▸ **Source records**:
- - -

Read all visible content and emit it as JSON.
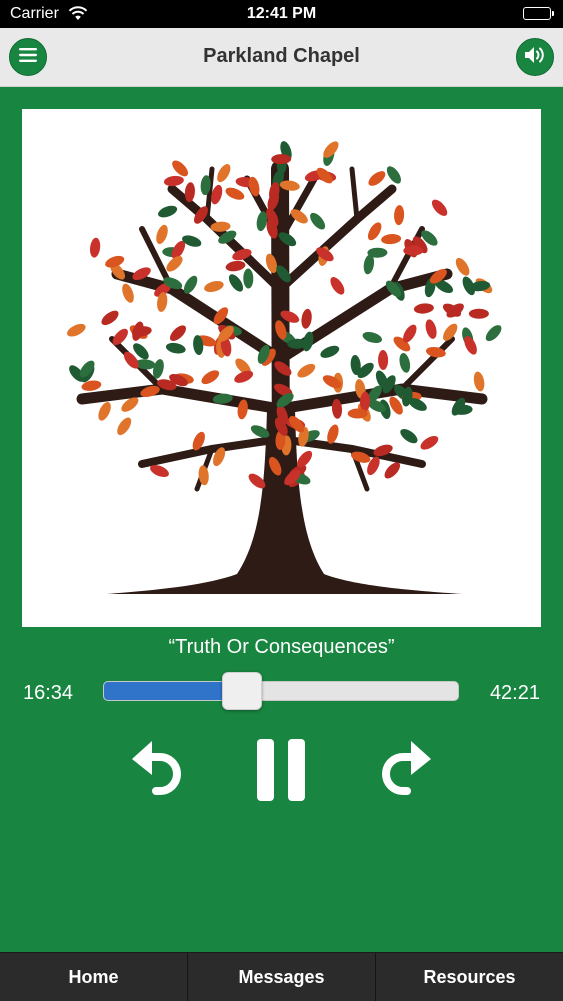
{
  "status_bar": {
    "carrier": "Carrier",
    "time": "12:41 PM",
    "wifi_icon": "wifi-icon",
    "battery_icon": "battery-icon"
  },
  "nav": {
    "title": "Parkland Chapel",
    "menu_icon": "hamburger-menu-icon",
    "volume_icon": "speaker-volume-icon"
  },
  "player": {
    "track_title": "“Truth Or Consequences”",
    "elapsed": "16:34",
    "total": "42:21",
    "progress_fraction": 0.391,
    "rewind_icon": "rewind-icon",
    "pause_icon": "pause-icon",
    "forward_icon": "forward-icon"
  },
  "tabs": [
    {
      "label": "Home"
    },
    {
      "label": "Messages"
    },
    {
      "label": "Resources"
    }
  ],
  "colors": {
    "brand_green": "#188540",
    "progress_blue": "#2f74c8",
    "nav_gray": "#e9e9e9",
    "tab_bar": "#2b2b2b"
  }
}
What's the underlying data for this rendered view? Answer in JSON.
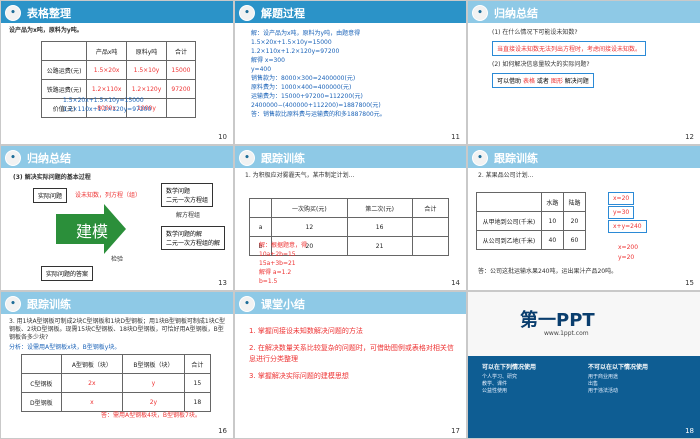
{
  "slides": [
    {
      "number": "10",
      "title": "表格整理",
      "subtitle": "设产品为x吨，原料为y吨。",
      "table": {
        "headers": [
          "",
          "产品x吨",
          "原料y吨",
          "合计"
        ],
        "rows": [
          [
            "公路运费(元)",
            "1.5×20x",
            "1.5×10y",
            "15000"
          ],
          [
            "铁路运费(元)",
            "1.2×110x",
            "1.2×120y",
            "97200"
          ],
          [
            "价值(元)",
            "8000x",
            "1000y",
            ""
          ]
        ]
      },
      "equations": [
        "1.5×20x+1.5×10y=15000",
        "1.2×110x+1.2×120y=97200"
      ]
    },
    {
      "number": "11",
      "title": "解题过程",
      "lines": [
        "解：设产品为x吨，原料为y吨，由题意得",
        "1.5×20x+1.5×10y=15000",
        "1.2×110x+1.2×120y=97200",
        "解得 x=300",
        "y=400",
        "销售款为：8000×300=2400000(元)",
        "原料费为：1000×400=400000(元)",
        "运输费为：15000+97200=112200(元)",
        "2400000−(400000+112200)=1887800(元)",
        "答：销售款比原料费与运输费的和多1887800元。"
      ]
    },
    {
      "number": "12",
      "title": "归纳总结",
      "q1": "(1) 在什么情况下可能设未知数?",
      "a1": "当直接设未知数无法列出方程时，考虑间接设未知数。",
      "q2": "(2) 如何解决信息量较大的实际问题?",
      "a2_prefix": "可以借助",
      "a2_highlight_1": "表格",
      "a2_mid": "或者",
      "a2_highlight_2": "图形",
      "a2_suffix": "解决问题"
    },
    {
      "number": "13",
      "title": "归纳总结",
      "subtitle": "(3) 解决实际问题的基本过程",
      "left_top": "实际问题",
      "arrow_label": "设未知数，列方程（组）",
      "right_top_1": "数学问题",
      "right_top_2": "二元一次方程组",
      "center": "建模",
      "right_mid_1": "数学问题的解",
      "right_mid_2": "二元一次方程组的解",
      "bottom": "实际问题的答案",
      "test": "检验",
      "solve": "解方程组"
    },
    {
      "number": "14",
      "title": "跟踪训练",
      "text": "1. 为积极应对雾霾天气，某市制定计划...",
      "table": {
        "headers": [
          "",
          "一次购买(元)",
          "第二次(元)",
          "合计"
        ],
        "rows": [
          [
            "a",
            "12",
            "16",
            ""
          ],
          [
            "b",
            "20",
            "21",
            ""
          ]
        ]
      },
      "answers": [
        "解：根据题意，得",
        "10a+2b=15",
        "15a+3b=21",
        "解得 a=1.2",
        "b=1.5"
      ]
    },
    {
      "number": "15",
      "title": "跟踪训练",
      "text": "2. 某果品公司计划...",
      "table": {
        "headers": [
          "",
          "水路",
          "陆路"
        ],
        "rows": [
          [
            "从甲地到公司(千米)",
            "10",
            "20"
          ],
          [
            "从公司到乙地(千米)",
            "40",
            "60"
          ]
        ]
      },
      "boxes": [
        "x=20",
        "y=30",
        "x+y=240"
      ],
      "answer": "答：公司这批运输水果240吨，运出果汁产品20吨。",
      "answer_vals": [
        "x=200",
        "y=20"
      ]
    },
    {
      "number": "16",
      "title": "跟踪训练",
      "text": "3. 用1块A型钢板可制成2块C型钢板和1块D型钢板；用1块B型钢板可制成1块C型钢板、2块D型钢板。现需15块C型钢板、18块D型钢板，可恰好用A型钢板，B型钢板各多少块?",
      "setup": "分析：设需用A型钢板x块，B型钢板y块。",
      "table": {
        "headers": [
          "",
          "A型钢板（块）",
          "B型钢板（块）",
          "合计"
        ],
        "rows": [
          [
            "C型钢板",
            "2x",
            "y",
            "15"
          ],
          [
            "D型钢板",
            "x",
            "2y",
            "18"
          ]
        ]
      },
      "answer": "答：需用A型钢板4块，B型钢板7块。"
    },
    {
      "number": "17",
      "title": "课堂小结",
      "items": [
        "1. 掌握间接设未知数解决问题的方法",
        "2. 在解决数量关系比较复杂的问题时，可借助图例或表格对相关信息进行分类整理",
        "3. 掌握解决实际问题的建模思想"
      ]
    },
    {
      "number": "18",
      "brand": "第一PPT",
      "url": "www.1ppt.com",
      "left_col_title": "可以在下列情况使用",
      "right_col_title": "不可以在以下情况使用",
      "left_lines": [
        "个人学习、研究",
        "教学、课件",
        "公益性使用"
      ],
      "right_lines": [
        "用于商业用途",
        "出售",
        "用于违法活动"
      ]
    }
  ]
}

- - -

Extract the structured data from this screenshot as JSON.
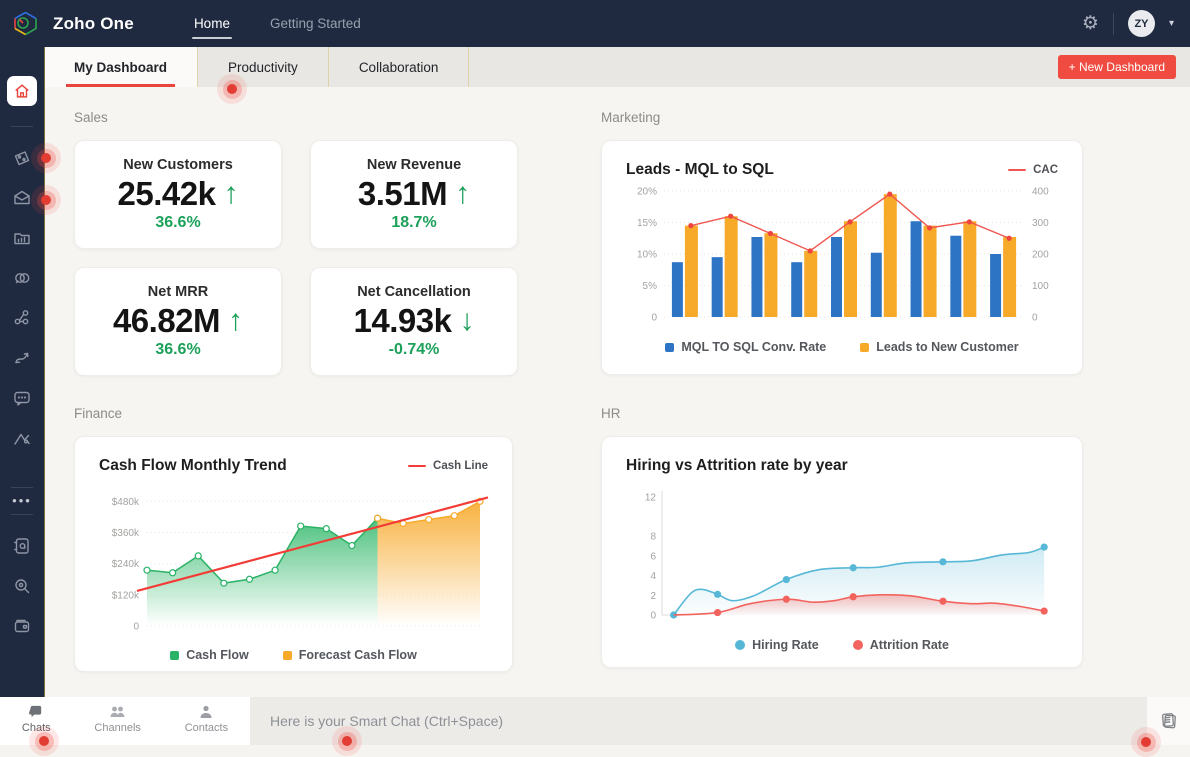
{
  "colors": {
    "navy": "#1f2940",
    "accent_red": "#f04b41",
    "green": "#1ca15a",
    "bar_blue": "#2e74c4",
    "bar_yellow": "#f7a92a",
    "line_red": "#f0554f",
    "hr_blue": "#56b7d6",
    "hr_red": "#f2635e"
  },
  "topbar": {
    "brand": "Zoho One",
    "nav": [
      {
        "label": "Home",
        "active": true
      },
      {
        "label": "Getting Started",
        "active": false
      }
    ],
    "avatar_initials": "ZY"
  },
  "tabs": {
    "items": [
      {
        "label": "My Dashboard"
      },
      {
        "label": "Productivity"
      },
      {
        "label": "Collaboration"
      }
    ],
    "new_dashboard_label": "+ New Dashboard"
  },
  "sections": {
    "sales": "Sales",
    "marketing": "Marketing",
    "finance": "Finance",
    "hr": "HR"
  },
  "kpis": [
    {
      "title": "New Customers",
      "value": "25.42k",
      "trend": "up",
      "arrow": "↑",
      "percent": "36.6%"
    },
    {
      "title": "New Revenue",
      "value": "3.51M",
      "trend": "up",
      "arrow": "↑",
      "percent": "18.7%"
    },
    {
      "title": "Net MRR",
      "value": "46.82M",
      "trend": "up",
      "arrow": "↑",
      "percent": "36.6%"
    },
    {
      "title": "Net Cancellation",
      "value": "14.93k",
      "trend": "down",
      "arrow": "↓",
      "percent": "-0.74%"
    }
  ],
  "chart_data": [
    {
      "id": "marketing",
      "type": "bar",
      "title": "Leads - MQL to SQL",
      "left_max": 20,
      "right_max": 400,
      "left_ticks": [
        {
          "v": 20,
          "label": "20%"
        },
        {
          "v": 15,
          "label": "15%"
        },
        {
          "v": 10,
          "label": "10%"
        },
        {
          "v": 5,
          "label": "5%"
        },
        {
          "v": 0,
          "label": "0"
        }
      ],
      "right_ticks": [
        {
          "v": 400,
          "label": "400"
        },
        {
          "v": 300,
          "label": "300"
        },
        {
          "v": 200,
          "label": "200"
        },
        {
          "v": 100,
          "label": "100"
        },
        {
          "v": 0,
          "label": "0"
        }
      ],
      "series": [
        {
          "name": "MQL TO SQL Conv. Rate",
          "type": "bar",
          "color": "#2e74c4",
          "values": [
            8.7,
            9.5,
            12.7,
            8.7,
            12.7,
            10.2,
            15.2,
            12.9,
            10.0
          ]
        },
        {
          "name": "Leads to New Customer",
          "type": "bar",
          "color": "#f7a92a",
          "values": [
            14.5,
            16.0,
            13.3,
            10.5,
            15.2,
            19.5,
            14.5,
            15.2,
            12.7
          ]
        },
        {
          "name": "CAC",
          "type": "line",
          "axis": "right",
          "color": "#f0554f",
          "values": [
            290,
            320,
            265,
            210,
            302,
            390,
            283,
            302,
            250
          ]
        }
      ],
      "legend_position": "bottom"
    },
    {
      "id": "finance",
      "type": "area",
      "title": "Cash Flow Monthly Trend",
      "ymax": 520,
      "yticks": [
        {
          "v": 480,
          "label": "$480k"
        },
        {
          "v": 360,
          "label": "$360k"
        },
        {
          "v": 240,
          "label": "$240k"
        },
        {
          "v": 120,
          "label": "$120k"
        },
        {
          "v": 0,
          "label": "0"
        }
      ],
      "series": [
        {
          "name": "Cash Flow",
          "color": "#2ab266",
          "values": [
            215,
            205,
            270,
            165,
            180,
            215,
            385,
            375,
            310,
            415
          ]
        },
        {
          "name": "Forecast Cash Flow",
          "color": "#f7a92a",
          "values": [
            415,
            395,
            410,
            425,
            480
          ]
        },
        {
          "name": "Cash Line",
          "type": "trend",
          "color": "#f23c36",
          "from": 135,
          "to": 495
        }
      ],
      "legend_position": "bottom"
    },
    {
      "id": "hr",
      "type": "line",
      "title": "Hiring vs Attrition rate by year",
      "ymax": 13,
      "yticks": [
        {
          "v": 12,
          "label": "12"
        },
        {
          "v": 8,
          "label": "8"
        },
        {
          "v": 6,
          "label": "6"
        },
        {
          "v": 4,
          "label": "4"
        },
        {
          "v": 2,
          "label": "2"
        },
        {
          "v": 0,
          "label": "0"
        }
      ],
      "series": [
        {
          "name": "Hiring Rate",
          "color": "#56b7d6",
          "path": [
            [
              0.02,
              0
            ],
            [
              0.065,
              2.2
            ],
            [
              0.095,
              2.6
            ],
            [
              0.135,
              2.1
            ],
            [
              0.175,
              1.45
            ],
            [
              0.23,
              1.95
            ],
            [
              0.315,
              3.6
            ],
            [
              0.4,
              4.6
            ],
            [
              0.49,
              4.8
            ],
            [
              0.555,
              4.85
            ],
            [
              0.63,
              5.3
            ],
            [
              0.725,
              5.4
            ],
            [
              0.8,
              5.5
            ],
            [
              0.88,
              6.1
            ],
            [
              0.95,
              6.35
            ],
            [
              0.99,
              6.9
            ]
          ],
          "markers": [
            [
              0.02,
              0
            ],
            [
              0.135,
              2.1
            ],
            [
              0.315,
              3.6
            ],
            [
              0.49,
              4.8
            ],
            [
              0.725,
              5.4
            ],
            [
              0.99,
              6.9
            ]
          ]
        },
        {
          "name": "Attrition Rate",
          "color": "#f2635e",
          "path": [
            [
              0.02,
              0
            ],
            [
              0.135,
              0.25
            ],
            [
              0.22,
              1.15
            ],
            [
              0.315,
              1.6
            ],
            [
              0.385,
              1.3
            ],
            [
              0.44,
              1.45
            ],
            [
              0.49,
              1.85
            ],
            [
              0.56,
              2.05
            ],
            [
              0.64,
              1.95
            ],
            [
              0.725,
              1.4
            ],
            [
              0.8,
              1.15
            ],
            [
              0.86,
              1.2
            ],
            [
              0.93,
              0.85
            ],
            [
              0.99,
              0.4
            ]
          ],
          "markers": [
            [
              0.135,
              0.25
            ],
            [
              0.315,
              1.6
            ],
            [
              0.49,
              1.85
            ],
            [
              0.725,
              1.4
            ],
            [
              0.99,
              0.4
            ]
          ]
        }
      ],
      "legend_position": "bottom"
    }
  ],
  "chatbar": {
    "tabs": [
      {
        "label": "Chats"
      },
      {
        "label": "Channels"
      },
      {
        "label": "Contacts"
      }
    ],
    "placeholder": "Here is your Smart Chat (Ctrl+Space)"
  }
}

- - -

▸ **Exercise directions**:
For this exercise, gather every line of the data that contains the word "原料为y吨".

▸ **Response to this task**:
      "subtitle": "设产品为x吨，原料为y吨。",
        "解：设产品为x吨，原料为y吨，由题意得",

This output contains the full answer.